For me it was just very natural. I’m like, I can do this! My job is to entertain and be sure everyone is having fun.


What qualities make for a successful bartender?

The top quality a bartender needs is definitely people skills. You have to be able to talk to people as well as have good listening skills. I’m a good listener and enjoy learning about my customers’ lives. I think I am a good tour guide also because I am always telling people about the village. It is good to be informed about the area so you can tell people about the local music and entertainment scene that goes on. You also need to be quick; everything is very fast-paced. A bartender needs to multi-task.

What is your most memorable experience?

Holidays are always very memorable. Thanksgiving Eve is the biggest party night of the year. It is always a busy night in the village and you see lots of people you haven’t seen in a long time. Probably the most memorable would be the World Cup this year. I really enjoyed seeing so many different people coming in for all the different countries like England, Germany and Croatia. People are diehard fans! It was very wild. Everyone was so into it. Everyone was cheering and yelling. It was very exciting.

Anything your customers should know?

Keep checking the new beers. We fluctuate beers frequently. Over the summer we do all New York draft line that features local breweries.

How are the hours?

The hours work out great; both day and night shifts give me plenty of time to have fun and do a lot outside of work.

What makes for a great day?

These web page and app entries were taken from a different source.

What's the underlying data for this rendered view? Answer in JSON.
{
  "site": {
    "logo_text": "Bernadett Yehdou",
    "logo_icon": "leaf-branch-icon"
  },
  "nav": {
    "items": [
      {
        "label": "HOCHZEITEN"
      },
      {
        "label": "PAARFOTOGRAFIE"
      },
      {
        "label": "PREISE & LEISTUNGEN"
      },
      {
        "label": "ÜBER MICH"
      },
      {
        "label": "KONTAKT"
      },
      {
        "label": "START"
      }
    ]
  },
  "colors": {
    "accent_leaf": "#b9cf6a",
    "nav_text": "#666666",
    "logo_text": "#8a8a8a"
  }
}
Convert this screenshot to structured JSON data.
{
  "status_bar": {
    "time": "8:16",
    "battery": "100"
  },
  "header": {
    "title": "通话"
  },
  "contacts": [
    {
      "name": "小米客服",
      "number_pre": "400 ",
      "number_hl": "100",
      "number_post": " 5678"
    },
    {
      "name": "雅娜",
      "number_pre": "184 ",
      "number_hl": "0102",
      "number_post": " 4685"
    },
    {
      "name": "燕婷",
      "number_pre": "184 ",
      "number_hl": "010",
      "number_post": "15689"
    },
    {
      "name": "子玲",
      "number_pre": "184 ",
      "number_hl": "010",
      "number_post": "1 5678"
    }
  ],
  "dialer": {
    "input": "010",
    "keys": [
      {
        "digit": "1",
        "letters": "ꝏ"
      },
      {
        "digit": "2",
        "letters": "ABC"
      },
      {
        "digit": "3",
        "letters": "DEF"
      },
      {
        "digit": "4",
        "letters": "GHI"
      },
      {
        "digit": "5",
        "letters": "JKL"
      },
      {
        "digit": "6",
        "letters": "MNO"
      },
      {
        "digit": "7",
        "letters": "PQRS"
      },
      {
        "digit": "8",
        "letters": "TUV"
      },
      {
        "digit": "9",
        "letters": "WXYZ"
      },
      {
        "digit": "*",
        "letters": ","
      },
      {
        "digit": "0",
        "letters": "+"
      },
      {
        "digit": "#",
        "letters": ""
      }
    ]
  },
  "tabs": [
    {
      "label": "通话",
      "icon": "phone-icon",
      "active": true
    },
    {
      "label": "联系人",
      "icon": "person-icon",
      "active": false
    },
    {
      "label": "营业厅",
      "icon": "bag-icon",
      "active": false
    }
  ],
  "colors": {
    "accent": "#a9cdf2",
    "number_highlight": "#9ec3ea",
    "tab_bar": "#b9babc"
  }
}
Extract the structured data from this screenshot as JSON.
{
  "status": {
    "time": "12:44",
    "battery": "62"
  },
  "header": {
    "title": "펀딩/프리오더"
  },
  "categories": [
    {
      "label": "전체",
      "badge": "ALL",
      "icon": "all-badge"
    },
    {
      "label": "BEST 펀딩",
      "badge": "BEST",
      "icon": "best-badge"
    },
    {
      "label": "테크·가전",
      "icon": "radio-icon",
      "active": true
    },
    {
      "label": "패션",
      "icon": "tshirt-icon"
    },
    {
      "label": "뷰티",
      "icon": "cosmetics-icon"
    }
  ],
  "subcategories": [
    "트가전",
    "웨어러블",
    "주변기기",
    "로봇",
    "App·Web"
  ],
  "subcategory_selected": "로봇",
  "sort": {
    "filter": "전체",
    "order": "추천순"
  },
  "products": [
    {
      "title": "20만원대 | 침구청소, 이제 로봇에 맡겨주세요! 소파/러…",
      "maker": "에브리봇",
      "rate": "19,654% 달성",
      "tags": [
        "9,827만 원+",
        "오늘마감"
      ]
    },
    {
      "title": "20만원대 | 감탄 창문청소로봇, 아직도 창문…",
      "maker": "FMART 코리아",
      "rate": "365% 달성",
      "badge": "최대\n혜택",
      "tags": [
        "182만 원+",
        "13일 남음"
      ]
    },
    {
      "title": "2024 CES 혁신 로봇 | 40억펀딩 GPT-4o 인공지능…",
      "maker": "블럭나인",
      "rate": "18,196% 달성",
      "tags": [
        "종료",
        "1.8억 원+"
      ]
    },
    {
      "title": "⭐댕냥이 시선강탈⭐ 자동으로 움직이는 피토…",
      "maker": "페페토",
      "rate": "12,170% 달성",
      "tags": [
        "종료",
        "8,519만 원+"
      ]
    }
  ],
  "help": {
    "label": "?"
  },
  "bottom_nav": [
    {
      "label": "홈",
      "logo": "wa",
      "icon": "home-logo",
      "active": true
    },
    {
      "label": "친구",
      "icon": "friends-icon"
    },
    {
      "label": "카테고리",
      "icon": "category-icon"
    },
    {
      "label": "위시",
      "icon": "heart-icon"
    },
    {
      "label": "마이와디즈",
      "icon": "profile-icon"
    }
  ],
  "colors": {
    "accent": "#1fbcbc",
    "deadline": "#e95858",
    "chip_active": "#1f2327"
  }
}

For me I have my group of gentlemen in the morning and that always starts my day out nice. My guys come in and then I have a nice lunch rush. Always nice. A little bit of quiet time to get reorganized is always a bonus. I just enjoy when everyone’s happy and enjoy talking to people and having happy customers. And good tunes on the radio. Good people, good tunes. I’m easy like that.

A bad day?

If it is a beautiful day or a big event drawing people away and it is slow due to lack of clientele. Not having a busy shift can make the time drag a bit and that is not a good day.

Where do you see yourself ten years from now?

Owning this place! I like the restaurant industry a lot. I meet so many cool people.

Our staff is great. We are all friends and spend time together outside of work and we all care about each other and take care of each other. That is very important. We all love each other; we are like a little “Dutch Ale” family.

Any misconceptions about being a bartender?

The funniest one is if someone asks you for something and then the customer thinks you forgot it. It’s just we have ten other things to get. I think some people think we’re just ignoring and forgetful but we are just running.

How do you remember how to make all the different drinks?

At this point I have made a lot of the same cocktails [and can make them] with my eyes closed. Occasionally, if we have drink specials on the weekends, I might not know it, but once I make it, it is in there. If I don’t know what it is, I just ask and then give it a shot. I have never had a drink sent back so far. If I am not sure if it tastes correct I would test it, and if I wouldn’t drink it then I wouldn’t serve it. Most customers are very easygoing, so they can just tell me how they like it and I’ll give it my best. Craft beers are our biggest sellers and we get in the majority of people for the draft line.

How is the money?

The money is good.